* THE TASK
Set down every record exactly as it appears.

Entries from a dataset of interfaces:
------------------------

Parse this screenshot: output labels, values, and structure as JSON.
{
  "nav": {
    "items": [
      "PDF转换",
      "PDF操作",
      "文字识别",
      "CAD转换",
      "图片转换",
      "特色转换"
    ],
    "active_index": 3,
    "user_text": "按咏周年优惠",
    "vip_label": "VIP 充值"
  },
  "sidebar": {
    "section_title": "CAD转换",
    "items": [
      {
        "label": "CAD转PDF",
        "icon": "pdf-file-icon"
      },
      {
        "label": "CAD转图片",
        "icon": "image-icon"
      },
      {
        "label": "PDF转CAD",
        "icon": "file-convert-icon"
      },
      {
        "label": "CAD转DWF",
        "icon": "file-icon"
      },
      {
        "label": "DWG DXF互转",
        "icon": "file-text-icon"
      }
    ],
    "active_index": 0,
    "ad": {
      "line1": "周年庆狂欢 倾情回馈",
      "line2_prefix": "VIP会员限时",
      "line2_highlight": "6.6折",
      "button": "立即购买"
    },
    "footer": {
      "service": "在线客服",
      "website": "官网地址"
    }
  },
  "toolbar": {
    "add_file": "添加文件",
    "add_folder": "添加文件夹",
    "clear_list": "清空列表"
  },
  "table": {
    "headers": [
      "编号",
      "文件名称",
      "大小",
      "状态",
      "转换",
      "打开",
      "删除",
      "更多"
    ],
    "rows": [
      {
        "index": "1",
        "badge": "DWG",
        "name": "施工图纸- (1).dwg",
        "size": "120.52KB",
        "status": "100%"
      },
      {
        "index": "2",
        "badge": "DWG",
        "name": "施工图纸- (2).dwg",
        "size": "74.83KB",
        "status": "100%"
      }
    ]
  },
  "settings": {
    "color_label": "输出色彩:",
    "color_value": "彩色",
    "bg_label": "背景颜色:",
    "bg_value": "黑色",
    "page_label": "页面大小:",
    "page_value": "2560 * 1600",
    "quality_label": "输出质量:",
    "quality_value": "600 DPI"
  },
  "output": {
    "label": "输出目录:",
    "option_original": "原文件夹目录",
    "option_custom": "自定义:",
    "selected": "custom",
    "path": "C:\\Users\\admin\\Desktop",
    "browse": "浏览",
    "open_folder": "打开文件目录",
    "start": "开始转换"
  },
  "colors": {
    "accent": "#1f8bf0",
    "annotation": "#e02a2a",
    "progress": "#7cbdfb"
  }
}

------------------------

* ANSWER BOX
Parse this screenshot: output labels, values, and structure as JSON.
{
  "nav": {
    "items": [
      "PDF转换",
      "PDF操作",
      "文字识别",
      "CAD转换",
      "图片转换",
      "特色转换"
    ],
    "active_index": 3,
    "user_text": "按咏周年优惠",
    "vip_label": "VIP 充值"
  },
  "sidebar": {
    "section_title": "CAD转换",
    "items": [
      {
        "label": "CAD转PDF",
        "icon": "pdf-file-icon"
      },
      {
        "label": "CAD转图片",
        "icon": "image-icon"
      },
      {
        "label": "PDF转CAD",
        "icon": "file-convert-icon"
      },
      {
        "label": "CAD转DWF",
        "icon": "file-icon"
      },
      {
        "label": "DWG DXF互转",
        "icon": "file-text-icon"
      }
    ],
    "active_index": 0,
    "ad": {
      "line1": "周年庆狂欢 倾情回馈",
      "line2_prefix": "VIP会员限时",
      "line2_highlight": "6.6折",
      "button": "立即购买"
    },
    "footer": {
      "service": "在线客服",
      "website": "官网地址"
    }
  },
  "toolbar": {
    "add_file": "添加文件",
    "add_folder": "添加文件夹",
    "clear_list": "清空列表"
  },
  "table": {
    "headers": [
      "编号",
      "文件名称",
      "大小",
      "状态",
      "转换",
      "打开",
      "删除",
      "更多"
    ],
    "rows": [
      {
        "index": "1",
        "badge": "DWG",
        "name": "施工图纸- (1).dwg",
        "size": "120.52KB",
        "status": "100%"
      },
      {
        "index": "2",
        "badge": "DWG",
        "name": "施工图纸- (2).dwg",
        "size": "74.83KB",
        "status": "100%"
      }
    ]
  },
  "settings": {
    "color_label": "输出色彩:",
    "color_value": "彩色",
    "bg_label": "背景颜色:",
    "bg_value": "黑色",
    "page_label": "页面大小:",
    "page_value": "2560 * 1600",
    "quality_label": "输出质量:",
    "quality_value": "600 DPI"
  },
  "output": {
    "label": "输出目录:",
    "option_original": "原文件夹目录",
    "option_custom": "自定义:",
    "selected": "custom",
    "path": "C:\\Users\\admin\\Desktop",
    "browse": "浏览",
    "open_folder": "打开文件目录",
    "start": "开始转换"
  },
  "colors": {
    "accent": "#1f8bf0",
    "annotation": "#e02a2a",
    "progress": "#7cbdfb"
  }
}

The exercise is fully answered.